Which lines in the data below contain the string "flyupdate"? Show each one.

[Material for this exercise Boundary: Start]

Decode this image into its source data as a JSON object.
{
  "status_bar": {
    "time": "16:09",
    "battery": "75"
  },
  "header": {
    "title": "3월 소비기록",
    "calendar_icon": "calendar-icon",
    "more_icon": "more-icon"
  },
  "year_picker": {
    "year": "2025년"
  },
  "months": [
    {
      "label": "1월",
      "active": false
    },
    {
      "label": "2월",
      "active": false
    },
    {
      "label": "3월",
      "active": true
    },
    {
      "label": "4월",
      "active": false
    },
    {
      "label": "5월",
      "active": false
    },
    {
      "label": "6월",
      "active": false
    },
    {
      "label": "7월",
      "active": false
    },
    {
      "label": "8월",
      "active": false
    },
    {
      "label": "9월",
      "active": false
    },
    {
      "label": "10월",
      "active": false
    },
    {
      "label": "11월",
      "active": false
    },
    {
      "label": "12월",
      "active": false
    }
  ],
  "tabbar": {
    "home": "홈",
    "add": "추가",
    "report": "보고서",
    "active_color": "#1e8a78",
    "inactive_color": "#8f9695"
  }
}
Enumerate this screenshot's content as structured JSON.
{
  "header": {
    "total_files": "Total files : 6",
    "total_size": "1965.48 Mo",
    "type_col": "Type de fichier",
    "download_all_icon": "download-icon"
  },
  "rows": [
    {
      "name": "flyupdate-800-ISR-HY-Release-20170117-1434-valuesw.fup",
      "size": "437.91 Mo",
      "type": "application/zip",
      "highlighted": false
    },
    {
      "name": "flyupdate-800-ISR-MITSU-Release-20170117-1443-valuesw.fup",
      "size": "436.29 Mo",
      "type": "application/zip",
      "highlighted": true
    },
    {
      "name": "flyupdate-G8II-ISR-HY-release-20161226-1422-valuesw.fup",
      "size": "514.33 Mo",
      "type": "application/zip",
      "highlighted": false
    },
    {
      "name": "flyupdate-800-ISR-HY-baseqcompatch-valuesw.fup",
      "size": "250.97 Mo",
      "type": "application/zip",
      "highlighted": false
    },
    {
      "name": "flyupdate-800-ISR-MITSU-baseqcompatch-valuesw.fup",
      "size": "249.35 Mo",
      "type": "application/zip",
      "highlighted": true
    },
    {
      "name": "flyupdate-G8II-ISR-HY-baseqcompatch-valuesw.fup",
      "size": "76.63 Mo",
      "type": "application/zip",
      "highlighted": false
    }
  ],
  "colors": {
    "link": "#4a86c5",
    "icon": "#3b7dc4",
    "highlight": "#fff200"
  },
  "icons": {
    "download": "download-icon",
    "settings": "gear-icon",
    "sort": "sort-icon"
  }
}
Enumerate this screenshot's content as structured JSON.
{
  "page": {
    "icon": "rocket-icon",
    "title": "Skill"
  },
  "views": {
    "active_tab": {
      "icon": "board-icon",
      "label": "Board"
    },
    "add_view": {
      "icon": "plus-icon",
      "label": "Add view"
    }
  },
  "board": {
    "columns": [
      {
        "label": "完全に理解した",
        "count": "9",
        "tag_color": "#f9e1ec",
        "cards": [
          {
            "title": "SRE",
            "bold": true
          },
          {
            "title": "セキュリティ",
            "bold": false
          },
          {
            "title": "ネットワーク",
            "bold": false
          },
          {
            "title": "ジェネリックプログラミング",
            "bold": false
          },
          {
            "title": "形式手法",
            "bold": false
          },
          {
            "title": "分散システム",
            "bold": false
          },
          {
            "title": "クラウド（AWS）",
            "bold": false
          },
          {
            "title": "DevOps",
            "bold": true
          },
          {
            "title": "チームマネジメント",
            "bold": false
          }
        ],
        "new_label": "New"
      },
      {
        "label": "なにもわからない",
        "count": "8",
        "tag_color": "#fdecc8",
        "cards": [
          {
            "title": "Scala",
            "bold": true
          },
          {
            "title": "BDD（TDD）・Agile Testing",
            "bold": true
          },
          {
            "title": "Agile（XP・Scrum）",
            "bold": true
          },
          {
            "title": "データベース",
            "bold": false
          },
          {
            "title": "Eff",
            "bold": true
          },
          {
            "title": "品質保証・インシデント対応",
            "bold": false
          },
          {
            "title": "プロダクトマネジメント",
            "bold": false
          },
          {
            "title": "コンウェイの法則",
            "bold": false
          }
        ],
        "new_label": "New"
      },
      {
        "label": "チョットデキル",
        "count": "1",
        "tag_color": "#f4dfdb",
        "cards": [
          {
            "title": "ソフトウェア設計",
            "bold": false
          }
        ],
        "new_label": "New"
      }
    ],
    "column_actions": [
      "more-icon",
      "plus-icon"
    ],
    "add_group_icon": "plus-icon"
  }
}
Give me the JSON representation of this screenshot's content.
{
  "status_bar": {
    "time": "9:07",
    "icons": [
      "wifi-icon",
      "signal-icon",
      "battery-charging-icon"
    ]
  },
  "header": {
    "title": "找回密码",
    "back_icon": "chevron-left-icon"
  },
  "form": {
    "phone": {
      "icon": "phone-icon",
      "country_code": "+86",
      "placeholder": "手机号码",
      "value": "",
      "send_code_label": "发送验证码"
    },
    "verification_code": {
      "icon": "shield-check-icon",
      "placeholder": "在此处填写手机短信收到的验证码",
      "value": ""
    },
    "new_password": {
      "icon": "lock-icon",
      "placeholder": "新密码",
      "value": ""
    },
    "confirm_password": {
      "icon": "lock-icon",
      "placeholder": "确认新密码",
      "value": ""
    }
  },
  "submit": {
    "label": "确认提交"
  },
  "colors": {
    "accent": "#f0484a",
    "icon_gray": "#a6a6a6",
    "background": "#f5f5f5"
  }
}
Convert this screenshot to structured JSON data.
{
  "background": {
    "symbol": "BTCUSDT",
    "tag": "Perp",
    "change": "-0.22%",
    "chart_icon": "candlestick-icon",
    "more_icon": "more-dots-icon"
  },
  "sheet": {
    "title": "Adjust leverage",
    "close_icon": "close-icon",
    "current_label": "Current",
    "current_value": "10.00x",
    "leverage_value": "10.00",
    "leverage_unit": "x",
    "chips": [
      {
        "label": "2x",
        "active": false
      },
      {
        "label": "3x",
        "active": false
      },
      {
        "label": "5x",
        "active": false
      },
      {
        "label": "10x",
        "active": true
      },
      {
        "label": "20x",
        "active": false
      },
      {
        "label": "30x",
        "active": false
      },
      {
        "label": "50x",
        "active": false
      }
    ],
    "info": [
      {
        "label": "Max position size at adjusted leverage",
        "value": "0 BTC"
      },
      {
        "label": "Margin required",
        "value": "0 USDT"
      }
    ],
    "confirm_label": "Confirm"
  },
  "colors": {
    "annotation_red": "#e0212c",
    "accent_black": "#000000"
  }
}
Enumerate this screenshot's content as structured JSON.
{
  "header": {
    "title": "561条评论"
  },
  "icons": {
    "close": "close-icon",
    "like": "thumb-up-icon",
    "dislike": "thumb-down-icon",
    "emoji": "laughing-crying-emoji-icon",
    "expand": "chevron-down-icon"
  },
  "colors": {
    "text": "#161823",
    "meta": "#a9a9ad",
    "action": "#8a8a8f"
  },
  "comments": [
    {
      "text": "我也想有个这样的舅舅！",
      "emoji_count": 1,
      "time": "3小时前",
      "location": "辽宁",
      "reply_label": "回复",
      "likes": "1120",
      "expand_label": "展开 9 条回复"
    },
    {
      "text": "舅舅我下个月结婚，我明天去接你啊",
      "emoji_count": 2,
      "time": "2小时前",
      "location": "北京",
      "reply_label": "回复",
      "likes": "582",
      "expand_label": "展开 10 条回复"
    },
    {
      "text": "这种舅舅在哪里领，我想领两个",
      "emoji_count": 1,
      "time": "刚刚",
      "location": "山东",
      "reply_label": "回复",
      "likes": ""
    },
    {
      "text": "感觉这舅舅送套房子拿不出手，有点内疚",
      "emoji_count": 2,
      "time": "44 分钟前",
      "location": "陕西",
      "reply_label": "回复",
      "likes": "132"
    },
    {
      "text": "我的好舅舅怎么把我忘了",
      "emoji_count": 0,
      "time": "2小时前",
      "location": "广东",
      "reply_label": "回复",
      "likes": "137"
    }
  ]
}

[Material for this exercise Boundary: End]

Response to this task:
      "name": "flyupdate-800-ISR-HY-Release-20170117-1434-valuesw.fup",
      "name": "flyupdate-800-ISR-MITSU-Release-20170117-1443-valuesw.fup",
      "name": "flyupdate-G8II-ISR-HY-release-20161226-1422-valuesw.fup",
      "name": "flyupdate-800-ISR-HY-baseqcompatch-valuesw.fup",
      "name": "flyupdate-800-ISR-MITSU-baseqcompatch-valuesw.fup",
      "name": "flyupdate-G8II-ISR-HY-baseqcompatch-valuesw.fup",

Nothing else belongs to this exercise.